▶ _ACTIVITY_
Every entry must appear in the answer exactly as written.

▶ _Page and application data records_
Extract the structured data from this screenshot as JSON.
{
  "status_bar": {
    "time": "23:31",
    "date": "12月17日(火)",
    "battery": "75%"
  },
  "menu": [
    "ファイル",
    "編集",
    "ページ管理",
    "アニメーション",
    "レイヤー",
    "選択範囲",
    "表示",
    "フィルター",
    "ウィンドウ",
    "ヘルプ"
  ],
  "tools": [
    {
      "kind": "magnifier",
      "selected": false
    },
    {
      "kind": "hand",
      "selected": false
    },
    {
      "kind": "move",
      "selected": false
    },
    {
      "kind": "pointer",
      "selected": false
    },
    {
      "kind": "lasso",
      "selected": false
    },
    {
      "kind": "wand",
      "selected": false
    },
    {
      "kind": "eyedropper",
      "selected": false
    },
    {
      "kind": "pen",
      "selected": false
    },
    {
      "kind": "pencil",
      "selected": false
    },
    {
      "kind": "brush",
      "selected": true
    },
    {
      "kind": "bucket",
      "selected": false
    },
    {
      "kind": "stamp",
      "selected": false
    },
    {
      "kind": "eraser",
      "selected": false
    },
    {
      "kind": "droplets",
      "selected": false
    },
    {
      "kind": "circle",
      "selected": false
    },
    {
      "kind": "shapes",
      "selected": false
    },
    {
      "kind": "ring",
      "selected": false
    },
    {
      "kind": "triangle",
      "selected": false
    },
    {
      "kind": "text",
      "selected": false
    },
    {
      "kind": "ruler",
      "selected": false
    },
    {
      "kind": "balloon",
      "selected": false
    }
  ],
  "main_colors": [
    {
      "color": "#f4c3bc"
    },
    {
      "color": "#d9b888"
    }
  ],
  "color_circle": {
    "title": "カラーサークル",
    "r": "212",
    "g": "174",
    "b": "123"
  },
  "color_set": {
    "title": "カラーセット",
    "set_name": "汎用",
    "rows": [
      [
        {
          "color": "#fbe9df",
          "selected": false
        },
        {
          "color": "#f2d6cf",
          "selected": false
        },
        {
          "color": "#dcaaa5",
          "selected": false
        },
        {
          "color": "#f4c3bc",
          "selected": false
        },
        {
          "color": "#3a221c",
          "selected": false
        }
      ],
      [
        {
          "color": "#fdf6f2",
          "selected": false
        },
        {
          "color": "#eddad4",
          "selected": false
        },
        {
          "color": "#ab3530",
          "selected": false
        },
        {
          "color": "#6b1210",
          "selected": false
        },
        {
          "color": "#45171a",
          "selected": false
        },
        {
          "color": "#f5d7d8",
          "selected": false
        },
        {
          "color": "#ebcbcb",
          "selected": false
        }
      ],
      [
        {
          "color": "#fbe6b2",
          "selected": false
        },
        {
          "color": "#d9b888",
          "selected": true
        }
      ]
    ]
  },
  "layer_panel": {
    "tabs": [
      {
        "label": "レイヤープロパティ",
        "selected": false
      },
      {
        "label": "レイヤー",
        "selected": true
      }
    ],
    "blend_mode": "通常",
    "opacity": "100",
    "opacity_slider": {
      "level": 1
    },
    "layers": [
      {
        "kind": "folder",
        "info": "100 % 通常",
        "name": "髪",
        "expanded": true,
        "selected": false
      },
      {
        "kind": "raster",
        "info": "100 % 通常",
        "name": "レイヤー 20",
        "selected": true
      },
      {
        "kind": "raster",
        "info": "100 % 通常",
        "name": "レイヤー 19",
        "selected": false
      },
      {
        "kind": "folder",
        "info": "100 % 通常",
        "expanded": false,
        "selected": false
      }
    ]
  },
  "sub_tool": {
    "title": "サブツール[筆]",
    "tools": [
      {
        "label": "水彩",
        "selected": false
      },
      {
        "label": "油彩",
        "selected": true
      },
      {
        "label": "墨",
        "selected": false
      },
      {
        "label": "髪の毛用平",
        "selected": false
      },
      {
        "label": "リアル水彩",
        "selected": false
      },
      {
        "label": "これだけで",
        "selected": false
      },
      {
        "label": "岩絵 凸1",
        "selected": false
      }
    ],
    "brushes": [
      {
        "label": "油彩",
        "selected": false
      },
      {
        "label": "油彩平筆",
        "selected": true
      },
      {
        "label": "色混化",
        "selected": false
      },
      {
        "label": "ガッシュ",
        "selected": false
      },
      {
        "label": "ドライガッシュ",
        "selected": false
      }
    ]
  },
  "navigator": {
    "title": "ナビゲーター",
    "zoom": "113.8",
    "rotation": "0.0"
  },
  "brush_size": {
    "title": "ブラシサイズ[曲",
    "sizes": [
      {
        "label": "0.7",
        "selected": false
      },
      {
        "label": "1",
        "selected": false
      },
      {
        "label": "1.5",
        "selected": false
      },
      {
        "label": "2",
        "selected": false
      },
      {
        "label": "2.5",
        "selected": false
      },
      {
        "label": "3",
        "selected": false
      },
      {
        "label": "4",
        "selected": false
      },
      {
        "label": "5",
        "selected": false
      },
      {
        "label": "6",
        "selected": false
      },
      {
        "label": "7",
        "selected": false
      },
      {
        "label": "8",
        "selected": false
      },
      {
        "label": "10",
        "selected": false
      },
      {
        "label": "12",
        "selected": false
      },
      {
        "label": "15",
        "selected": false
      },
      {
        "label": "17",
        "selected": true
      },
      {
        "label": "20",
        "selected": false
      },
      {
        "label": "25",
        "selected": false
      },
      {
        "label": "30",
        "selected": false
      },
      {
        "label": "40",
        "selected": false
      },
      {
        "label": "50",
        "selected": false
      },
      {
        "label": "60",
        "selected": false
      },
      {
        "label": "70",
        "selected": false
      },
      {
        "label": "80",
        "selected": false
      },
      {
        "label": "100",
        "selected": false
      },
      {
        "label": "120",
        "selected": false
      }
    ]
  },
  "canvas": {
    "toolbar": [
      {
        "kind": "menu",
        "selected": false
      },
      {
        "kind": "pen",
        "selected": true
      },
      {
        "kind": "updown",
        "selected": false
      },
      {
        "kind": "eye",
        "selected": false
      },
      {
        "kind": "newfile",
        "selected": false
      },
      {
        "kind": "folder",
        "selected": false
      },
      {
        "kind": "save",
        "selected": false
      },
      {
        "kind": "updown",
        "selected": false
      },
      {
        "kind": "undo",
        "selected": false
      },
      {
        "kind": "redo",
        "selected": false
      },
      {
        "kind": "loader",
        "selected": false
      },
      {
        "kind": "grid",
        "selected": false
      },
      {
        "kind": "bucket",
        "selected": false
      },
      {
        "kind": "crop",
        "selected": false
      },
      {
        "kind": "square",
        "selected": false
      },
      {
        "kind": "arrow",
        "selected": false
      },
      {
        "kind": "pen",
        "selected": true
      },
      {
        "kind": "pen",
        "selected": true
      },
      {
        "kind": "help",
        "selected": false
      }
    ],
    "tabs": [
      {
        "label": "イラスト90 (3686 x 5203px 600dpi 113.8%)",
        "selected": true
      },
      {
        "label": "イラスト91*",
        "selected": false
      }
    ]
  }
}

▶ _OUTPUT_
Extract the structured data from this screenshot as JSON.
{
  "status_bar": {
    "time": "23:31",
    "date": "12月17日(火)",
    "battery": "75%"
  },
  "menu": [
    "ファイル",
    "編集",
    "ページ管理",
    "アニメーション",
    "レイヤー",
    "選択範囲",
    "表示",
    "フィルター",
    "ウィンドウ",
    "ヘルプ"
  ],
  "tools": [
    {
      "kind": "magnifier",
      "selected": false
    },
    {
      "kind": "hand",
      "selected": false
    },
    {
      "kind": "move",
      "selected": false
    },
    {
      "kind": "pointer",
      "selected": false
    },
    {
      "kind": "lasso",
      "selected": false
    },
    {
      "kind": "wand",
      "selected": false
    },
    {
      "kind": "eyedropper",
      "selected": false
    },
    {
      "kind": "pen",
      "selected": false
    },
    {
      "kind": "pencil",
      "selected": false
    },
    {
      "kind": "brush",
      "selected": true
    },
    {
      "kind": "bucket",
      "selected": false
    },
    {
      "kind": "stamp",
      "selected": false
    },
    {
      "kind": "eraser",
      "selected": false
    },
    {
      "kind": "droplets",
      "selected": false
    },
    {
      "kind": "circle",
      "selected": false
    },
    {
      "kind": "shapes",
      "selected": false
    },
    {
      "kind": "ring",
      "selected": false
    },
    {
      "kind": "triangle",
      "selected": false
    },
    {
      "kind": "text",
      "selected": false
    },
    {
      "kind": "ruler",
      "selected": false
    },
    {
      "kind": "balloon",
      "selected": false
    }
  ],
  "main_colors": [
    {
      "color": "#f4c3bc"
    },
    {
      "color": "#d9b888"
    }
  ],
  "color_circle": {
    "title": "カラーサークル",
    "r": "212",
    "g": "174",
    "b": "123"
  },
  "color_set": {
    "title": "カラーセット",
    "set_name": "汎用",
    "rows": [
      [
        {
          "color": "#fbe9df",
          "selected": false
        },
        {
          "color": "#f2d6cf",
          "selected": false
        },
        {
          "color": "#dcaaa5",
          "selected": false
        },
        {
          "color": "#f4c3bc",
          "selected": false
        },
        {
          "color": "#3a221c",
          "selected": false
        }
      ],
      [
        {
          "color": "#fdf6f2",
          "selected": false
        },
        {
          "color": "#eddad4",
          "selected": false
        },
        {
          "color": "#ab3530",
          "selected": false
        },
        {
          "color": "#6b1210",
          "selected": false
        },
        {
          "color": "#45171a",
          "selected": false
        },
        {
          "color": "#f5d7d8",
          "selected": false
        },
        {
          "color": "#ebcbcb",
          "selected": false
        }
      ],
      [
        {
          "color": "#fbe6b2",
          "selected": false
        },
        {
          "color": "#d9b888",
          "selected": true
        }
      ]
    ]
  },
  "layer_panel": {
    "tabs": [
      {
        "label": "レイヤープロパティ",
        "selected": false
      },
      {
        "label": "レイヤー",
        "selected": true
      }
    ],
    "blend_mode": "通常",
    "opacity": "100",
    "opacity_slider": {
      "level": 1
    },
    "layers": [
      {
        "kind": "folder",
        "info": "100 % 通常",
        "name": "髪",
        "expanded": true,
        "selected": false
      },
      {
        "kind": "raster",
        "info": "100 % 通常",
        "name": "レイヤー 20",
        "selected": true
      },
      {
        "kind": "raster",
        "info": "100 % 通常",
        "name": "レイヤー 19",
        "selected": false
      },
      {
        "kind": "folder",
        "info": "100 % 通常",
        "expanded": false,
        "selected": false
      }
    ]
  },
  "sub_tool": {
    "title": "サブツール[筆]",
    "tools": [
      {
        "label": "水彩",
        "selected": false
      },
      {
        "label": "油彩",
        "selected": true
      },
      {
        "label": "墨",
        "selected": false
      },
      {
        "label": "髪の毛用平",
        "selected": false
      },
      {
        "label": "リアル水彩",
        "selected": false
      },
      {
        "label": "これだけで",
        "selected": false
      },
      {
        "label": "岩絵 凸1",
        "selected": false
      }
    ],
    "brushes": [
      {
        "label": "油彩",
        "selected": false
      },
      {
        "label": "油彩平筆",
        "selected": true
      },
      {
        "label": "色混化",
        "selected": false
      },
      {
        "label": "ガッシュ",
        "selected": false
      },
      {
        "label": "ドライガッシュ",
        "selected": false
      }
    ]
  },
  "navigator": {
    "title": "ナビゲーター",
    "zoom": "113.8",
    "rotation": "0.0"
  },
  "brush_size": {
    "title": "ブラシサイズ[曲",
    "sizes": [
      {
        "label": "0.7",
        "selected": false
      },
      {
        "label": "1",
        "selected": false
      },
      {
        "label": "1.5",
        "selected": false
      },
      {
        "label": "2",
        "selected": false
      },
      {
        "label": "2.5",
        "selected": false
      },
      {
        "label": "3",
        "selected": false
      },
      {
        "label": "4",
        "selected": false
      },
      {
        "label": "5",
        "selected": false
      },
      {
        "label": "6",
        "selected": false
      },
      {
        "label": "7",
        "selected": false
      },
      {
        "label": "8",
        "selected": false
      },
      {
        "label": "10",
        "selected": false
      },
      {
        "label": "12",
        "selected": false
      },
      {
        "label": "15",
        "selected": false
      },
      {
        "label": "17",
        "selected": true
      },
      {
        "label": "20",
        "selected": false
      },
      {
        "label": "25",
        "selected": false
      },
      {
        "label": "30",
        "selected": false
      },
      {
        "label": "40",
        "selected": false
      },
      {
        "label": "50",
        "selected": false
      },
      {
        "label": "60",
        "selected": false
      },
      {
        "label": "70",
        "selected": false
      },
      {
        "label": "80",
        "selected": false
      },
      {
        "label": "100",
        "selected": false
      },
      {
        "label": "120",
        "selected": false
      }
    ]
  },
  "canvas": {
    "toolbar": [
      {
        "kind": "menu",
        "selected": false
      },
      {
        "kind": "pen",
        "selected": true
      },
      {
        "kind": "updown",
        "selected": false
      },
      {
        "kind": "eye",
        "selected": false
      },
      {
        "kind": "newfile",
        "selected": false
      },
      {
        "kind": "folder",
        "selected": false
      },
      {
        "kind": "save",
        "selected": false
      },
      {
        "kind": "updown",
        "selected": false
      },
      {
        "kind": "undo",
        "selected": false
      },
      {
        "kind": "redo",
        "selected": false
      },
      {
        "kind": "loader",
        "selected": false
      },
      {
        "kind": "grid",
        "selected": false
      },
      {
        "kind": "bucket",
        "selected": false
      },
      {
        "kind": "crop",
        "selected": false
      },
      {
        "kind": "square",
        "selected": false
      },
      {
        "kind": "arrow",
        "selected": false
      },
      {
        "kind": "pen",
        "selected": true
      },
      {
        "kind": "pen",
        "selected": true
      },
      {
        "kind": "help",
        "selected": false
      }
    ],
    "tabs": [
      {
        "label": "イラスト90 (3686 x 5203px 600dpi 113.8%)",
        "selected": true
      },
      {
        "label": "イラスト91*",
        "selected": false
      }
    ]
  }
}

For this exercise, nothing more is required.